Oral session, Monday, January 13
Elliptical galaxies can be divided into two distinct types: faint ones with steep central profiles, called power laws, and bright ones with nearly flat central profiles, called cores. The role that mergers play in the evolution of this apparently bimodal population is poorly understood. In particular, it is not certain that the observed core population is sustainable after stellar mergers with power law galaxies. We present here extensive simulations of purely stellar mergers of galaxies selected from the set of Fundamental Planes that describe both the galaxy center and the galaxy as a whole. The large dynamic range in density between the two galaxy types makes this an expensive problem to investigate with a traditional N-body approach.

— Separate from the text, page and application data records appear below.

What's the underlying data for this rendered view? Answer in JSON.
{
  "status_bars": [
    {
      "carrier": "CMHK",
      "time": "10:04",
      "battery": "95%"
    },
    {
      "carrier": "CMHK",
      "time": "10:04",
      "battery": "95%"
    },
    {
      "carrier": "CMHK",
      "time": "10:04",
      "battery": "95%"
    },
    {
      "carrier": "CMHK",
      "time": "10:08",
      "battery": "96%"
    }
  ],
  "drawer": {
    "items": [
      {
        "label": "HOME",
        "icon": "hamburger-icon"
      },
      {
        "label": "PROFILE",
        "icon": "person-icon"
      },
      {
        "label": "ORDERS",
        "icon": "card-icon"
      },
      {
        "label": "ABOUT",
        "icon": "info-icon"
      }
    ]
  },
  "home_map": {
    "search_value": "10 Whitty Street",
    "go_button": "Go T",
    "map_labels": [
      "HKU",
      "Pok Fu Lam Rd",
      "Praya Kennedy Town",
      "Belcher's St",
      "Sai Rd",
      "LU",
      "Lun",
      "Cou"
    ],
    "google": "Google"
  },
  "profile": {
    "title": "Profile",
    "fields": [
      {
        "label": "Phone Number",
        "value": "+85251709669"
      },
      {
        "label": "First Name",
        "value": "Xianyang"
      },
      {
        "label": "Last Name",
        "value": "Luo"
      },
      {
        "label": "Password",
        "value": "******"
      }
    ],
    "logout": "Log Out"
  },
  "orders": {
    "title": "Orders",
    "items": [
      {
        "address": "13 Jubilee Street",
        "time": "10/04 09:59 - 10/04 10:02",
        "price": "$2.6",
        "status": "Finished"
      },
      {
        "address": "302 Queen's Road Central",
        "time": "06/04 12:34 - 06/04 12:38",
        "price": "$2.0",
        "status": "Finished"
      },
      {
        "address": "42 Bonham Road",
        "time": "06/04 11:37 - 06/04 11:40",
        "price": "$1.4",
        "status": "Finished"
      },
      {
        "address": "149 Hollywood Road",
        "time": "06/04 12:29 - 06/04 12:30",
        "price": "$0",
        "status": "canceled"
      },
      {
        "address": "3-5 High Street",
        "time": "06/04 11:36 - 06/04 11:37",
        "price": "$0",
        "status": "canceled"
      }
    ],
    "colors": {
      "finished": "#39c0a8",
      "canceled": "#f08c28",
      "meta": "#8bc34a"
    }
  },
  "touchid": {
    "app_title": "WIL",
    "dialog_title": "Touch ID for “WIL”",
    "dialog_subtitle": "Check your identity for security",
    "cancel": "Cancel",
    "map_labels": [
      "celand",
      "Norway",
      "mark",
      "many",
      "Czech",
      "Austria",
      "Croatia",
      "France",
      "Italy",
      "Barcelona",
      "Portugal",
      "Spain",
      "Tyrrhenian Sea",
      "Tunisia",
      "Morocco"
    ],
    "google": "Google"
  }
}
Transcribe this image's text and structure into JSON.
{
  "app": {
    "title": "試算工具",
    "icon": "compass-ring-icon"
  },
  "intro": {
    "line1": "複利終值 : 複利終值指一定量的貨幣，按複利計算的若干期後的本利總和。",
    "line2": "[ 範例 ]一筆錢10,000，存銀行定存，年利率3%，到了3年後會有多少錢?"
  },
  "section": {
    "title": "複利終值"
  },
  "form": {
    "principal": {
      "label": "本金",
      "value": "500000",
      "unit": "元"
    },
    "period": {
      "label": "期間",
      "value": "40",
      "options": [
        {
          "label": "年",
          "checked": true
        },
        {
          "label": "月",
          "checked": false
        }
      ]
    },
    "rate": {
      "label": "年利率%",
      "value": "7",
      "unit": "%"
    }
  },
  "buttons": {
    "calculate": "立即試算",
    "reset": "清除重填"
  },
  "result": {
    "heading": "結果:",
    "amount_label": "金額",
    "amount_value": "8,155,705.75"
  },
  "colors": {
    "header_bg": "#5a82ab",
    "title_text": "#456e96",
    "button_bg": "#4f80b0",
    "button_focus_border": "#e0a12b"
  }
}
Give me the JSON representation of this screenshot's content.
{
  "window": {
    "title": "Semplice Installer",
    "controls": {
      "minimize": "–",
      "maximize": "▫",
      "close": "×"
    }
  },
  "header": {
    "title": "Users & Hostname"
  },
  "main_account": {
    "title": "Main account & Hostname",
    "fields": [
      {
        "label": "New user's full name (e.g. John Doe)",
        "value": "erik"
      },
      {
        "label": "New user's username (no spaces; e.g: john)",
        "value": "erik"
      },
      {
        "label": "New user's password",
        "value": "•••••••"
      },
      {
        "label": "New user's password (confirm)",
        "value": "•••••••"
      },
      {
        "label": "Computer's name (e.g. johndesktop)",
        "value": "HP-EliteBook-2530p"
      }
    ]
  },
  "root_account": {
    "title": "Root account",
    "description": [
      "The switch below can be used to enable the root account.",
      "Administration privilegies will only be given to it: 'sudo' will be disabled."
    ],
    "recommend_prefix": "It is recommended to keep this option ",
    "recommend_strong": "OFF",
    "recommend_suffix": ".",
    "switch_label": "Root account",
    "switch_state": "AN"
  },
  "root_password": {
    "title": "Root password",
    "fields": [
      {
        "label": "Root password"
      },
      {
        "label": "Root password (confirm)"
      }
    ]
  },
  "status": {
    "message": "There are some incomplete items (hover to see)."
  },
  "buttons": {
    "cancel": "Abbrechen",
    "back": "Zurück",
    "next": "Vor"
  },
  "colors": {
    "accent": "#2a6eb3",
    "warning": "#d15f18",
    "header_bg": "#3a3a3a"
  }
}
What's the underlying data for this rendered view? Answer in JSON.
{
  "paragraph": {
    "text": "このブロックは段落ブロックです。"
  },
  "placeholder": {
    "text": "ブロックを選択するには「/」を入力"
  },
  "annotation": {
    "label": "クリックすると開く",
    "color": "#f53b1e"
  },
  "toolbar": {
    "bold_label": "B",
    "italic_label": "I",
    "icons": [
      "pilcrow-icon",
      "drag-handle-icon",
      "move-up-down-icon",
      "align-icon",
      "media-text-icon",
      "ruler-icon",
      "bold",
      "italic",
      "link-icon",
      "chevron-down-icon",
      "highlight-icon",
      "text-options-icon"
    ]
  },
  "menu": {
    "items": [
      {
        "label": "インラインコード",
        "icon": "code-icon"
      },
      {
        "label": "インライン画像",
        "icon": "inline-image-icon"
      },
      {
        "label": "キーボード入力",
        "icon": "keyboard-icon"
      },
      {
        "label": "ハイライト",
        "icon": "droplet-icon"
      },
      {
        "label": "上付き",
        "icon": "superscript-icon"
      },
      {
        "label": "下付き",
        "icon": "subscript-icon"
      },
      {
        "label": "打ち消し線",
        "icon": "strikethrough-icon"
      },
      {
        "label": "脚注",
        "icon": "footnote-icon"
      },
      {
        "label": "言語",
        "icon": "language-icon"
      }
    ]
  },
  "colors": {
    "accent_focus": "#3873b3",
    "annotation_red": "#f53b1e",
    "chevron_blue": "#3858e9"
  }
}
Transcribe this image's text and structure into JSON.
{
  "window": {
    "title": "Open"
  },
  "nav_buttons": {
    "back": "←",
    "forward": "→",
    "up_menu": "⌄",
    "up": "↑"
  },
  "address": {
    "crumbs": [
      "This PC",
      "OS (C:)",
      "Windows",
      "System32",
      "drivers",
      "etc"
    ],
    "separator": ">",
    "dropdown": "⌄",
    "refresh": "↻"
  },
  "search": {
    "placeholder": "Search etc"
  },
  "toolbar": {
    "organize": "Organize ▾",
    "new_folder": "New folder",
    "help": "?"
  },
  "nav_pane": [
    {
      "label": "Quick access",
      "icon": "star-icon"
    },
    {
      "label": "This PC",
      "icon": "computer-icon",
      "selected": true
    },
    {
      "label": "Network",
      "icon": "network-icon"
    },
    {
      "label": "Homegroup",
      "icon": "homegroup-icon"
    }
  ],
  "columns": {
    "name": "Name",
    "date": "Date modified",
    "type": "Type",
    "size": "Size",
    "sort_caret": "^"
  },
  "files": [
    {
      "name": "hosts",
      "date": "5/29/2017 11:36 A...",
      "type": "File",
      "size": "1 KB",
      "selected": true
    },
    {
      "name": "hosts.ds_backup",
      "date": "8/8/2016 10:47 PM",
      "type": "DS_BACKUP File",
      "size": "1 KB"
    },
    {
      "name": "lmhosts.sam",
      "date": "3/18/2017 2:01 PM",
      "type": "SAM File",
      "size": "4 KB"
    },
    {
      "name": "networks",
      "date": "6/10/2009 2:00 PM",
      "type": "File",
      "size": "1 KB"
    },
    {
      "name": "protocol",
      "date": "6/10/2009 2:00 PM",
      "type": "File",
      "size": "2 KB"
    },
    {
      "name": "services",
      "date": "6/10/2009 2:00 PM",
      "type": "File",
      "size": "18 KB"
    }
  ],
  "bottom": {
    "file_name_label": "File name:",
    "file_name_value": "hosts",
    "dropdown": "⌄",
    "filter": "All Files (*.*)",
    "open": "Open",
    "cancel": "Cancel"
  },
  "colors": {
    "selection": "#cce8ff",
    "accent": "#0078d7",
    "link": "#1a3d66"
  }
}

We have therefore developed an efficient technique which is well-suited to simulate mergers of systems with widely varying densities. This technique takes advantage of the high density of the power law galaxy by approximating this galaxy as a point particle in the frame of the accretor. In this frame, dynamical friction acts upon this point galaxy and causes its orbit to decay. The accreted galaxy can then be followed in a separate simulation that includes the external force of the accretor galaxy on the accreted. These simulations suggest that the higher density of power law galaxies allows them to sink, nearly intact, to the center of a core galaxy and fill in the central core profile. To date, our experiments show that core survival requires more than the dynamics of visible stars. We present this purely stellar case as the first step in understanding the persistence of the Fundamental Plane for galaxy cores.
Program listing for Monday